This chapter presents an overview of theatre in the United Kingdom through its four constituent countries. In England, established playwrights such as Caryl Churchill and Jez Butterworth were joined by newer voices such as Debbie tucker green as austerity and Brexit transformed the political scene. The intense and often savage ‘In-Yer-Face’ plays gave way to a more explicitly political drama grappling with the intensifying global crises. After a certain ‘Troubles fatigue’, Northern Irish theatre after 1989 explored post-conflict questions of cross-community interaction, the muddy relationship between individual and inherited group identity, and the performative nature of political and cultural selfhood. The most significant event in Scottish theatre in this period was the establishment of the National Theatre of Scotland in 2004. Scottish playwrights who came to prominence in the 1990s and early noughts included Gregory Burke, David Greig, Zinnie Harris, David Harrower, and Anthony Neilson. In Wales, a hybrid linguistic and political context encouraged experimentation beyond texts with physically based and site-specific theatre, for instance, in the work of Brith Gof. Between 2004 and 2009, both a Welsh language and an English-language national theatre were founded.

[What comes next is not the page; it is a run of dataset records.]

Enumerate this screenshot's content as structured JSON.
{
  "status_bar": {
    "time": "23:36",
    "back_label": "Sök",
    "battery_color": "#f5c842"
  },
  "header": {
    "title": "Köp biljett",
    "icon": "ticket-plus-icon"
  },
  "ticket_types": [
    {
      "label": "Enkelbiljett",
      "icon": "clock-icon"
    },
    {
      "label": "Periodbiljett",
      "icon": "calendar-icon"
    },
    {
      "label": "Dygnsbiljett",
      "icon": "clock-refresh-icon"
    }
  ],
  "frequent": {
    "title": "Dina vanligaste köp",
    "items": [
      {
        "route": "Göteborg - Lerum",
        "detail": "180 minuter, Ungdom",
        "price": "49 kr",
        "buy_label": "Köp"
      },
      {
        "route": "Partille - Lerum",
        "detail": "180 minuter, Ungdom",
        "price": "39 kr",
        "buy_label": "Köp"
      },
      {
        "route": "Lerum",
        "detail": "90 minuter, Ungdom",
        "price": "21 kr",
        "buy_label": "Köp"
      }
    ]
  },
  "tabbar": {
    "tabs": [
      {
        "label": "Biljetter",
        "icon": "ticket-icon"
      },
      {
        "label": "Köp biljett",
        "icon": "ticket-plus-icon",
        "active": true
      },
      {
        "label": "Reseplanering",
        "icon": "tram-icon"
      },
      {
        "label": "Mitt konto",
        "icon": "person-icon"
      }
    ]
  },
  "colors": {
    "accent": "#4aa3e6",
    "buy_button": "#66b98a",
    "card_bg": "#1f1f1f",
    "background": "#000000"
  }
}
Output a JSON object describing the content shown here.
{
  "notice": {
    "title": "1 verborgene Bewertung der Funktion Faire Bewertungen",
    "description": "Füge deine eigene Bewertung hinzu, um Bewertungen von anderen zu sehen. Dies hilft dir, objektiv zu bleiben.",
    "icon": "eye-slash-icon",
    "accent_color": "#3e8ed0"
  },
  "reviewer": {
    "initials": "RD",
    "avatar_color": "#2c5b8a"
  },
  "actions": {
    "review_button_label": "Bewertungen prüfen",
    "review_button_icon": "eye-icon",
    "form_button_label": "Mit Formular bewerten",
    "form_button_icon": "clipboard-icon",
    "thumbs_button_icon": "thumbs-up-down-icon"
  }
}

|Title of host publication||The Routledge Companion to Contemporary European Theatre and Performance|
|Publisher||Taylor & Francis|
|Number of pages||10|
|Publication status||Published - 24 Aug 2023|